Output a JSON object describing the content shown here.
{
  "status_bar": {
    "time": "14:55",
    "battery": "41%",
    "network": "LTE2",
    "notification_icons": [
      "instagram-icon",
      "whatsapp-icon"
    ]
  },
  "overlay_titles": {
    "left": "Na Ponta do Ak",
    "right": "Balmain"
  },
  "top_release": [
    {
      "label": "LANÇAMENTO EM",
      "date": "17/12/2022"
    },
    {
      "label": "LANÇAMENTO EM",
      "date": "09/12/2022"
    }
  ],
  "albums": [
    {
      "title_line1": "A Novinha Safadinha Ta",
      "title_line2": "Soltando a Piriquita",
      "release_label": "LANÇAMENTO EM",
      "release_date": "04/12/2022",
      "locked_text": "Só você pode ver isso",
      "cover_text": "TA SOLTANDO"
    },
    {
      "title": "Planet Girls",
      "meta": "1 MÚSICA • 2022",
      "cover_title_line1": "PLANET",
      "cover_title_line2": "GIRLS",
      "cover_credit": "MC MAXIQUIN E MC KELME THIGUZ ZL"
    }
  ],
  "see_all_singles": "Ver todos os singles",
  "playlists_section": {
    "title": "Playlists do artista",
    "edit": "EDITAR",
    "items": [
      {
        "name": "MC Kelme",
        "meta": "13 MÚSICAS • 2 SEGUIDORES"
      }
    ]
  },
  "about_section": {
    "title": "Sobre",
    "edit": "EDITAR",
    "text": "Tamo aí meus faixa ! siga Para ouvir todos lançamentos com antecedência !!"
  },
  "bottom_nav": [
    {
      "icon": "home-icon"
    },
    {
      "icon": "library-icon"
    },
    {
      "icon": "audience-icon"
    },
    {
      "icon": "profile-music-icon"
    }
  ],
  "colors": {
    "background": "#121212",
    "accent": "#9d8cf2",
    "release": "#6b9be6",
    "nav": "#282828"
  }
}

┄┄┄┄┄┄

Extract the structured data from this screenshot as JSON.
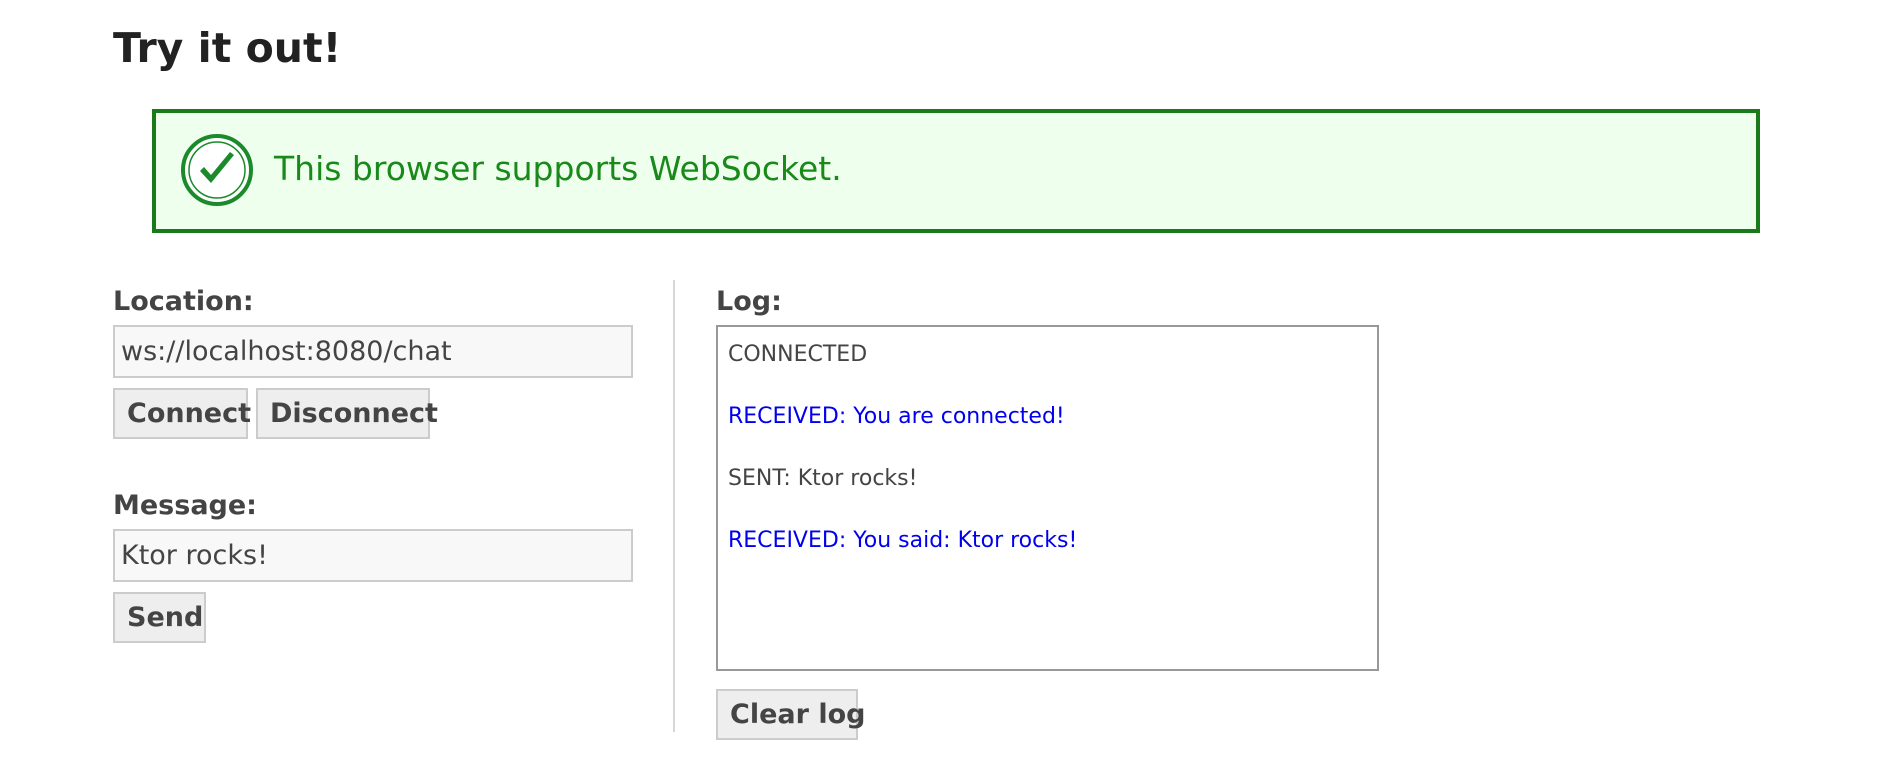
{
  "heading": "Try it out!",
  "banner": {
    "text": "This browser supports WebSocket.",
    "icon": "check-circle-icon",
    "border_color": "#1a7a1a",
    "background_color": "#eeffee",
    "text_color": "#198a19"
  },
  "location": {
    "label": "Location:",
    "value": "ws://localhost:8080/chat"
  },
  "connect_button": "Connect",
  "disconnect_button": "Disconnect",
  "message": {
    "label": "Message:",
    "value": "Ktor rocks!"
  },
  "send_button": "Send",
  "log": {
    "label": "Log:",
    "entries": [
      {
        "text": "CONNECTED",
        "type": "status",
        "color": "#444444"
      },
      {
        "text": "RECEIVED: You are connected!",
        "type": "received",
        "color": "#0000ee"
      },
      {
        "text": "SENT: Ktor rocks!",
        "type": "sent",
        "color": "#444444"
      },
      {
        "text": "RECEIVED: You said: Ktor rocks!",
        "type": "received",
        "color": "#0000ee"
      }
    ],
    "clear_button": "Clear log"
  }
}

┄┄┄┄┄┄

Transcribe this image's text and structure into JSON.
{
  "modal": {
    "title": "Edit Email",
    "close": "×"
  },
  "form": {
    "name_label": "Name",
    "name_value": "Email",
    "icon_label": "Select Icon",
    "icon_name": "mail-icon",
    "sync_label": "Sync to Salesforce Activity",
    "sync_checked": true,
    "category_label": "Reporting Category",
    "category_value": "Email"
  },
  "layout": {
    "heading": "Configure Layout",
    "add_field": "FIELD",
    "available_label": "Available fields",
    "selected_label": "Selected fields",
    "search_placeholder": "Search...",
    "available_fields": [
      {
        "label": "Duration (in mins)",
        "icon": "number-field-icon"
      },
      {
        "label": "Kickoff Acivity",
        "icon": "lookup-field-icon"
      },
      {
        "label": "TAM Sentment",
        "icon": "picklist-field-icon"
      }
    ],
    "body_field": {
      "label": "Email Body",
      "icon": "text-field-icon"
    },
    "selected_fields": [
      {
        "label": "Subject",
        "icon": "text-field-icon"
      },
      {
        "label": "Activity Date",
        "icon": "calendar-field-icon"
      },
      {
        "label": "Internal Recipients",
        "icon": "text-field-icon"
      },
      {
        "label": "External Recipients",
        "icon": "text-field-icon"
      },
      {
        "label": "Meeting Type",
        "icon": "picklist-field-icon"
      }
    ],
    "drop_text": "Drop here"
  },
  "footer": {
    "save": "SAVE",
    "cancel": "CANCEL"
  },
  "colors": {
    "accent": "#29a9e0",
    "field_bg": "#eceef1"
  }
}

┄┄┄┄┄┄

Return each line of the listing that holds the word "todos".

  "see_all_singles": "Ver todos os singles",
    "text": "Tamo aí meus faixa ! siga Para ouvir todos lançamentos com antecedência !!"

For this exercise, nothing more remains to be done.